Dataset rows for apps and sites
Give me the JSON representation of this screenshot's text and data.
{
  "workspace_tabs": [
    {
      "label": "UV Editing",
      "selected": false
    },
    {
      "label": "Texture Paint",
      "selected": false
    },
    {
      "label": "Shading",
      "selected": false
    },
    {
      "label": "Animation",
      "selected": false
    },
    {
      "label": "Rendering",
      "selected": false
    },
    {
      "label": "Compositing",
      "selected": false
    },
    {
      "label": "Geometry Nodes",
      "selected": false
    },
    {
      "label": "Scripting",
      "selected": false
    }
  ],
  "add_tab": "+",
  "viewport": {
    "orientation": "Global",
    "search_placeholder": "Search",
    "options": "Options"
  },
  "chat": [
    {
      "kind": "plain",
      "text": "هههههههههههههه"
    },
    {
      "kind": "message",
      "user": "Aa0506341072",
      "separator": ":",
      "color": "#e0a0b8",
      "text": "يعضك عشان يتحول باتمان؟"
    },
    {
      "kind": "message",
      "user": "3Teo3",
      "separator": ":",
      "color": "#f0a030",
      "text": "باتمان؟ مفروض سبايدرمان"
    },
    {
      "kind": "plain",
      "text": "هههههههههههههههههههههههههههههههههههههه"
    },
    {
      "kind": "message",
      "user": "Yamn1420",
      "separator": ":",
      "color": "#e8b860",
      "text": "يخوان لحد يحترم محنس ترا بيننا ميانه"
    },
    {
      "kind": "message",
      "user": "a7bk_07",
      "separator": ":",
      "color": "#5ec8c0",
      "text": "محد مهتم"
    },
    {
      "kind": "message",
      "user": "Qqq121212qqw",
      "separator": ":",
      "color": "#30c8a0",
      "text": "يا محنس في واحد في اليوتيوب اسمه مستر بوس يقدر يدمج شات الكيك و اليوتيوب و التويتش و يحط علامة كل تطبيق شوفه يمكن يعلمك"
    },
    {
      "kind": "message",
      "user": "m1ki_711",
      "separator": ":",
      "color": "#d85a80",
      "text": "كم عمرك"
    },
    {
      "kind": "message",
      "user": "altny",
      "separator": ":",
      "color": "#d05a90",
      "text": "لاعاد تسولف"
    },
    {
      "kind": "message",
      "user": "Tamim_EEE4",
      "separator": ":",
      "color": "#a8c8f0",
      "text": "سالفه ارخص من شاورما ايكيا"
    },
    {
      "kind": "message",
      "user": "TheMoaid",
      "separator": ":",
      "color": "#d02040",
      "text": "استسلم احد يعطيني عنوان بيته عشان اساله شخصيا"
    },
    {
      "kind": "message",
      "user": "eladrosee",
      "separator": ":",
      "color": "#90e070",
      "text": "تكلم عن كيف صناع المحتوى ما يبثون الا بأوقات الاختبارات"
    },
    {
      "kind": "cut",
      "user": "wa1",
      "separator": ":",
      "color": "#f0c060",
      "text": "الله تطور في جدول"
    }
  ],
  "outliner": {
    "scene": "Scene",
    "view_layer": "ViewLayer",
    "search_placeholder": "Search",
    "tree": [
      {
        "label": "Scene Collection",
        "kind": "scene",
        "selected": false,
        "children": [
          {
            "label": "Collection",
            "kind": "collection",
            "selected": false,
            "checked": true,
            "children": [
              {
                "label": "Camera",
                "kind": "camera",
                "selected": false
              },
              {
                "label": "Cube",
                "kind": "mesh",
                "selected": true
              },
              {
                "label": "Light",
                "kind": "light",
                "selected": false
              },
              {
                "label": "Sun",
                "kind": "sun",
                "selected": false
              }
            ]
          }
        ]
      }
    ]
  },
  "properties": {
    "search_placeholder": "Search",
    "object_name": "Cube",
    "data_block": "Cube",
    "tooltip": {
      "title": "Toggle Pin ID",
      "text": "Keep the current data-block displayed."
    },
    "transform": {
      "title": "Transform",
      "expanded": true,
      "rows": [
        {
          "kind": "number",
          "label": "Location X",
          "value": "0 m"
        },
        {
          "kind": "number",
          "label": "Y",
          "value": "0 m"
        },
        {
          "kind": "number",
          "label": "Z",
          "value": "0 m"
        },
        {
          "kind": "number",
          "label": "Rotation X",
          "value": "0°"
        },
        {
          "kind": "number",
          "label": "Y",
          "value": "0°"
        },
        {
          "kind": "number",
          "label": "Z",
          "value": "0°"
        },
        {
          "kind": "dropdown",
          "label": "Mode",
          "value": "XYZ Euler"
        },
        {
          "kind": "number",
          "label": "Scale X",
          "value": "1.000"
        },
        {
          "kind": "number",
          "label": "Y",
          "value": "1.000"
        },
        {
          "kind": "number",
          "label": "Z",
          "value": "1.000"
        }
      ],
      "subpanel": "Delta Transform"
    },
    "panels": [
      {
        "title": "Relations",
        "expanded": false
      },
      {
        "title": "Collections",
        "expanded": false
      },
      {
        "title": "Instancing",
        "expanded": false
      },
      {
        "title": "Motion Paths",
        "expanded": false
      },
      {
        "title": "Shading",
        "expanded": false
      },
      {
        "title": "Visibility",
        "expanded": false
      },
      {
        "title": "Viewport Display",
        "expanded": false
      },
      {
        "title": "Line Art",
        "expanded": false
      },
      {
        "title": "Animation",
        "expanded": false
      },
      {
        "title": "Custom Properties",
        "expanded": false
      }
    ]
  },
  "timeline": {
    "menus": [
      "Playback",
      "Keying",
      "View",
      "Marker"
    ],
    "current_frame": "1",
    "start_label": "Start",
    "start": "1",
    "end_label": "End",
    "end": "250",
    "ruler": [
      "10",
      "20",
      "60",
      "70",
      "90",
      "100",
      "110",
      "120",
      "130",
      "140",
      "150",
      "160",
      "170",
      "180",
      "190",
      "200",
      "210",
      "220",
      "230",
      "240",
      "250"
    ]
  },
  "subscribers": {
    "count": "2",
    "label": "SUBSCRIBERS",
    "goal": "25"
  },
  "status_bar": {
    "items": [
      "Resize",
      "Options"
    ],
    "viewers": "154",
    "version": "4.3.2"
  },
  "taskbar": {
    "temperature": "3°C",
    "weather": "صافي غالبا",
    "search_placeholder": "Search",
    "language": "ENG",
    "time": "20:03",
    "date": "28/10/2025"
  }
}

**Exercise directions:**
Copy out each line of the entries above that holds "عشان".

**Your response:**
      "text": "يعضك عشان يتحول باتمان؟"
      "text": "استسلم احد يعطيني عنوان بيته عشان اساله شخصيا"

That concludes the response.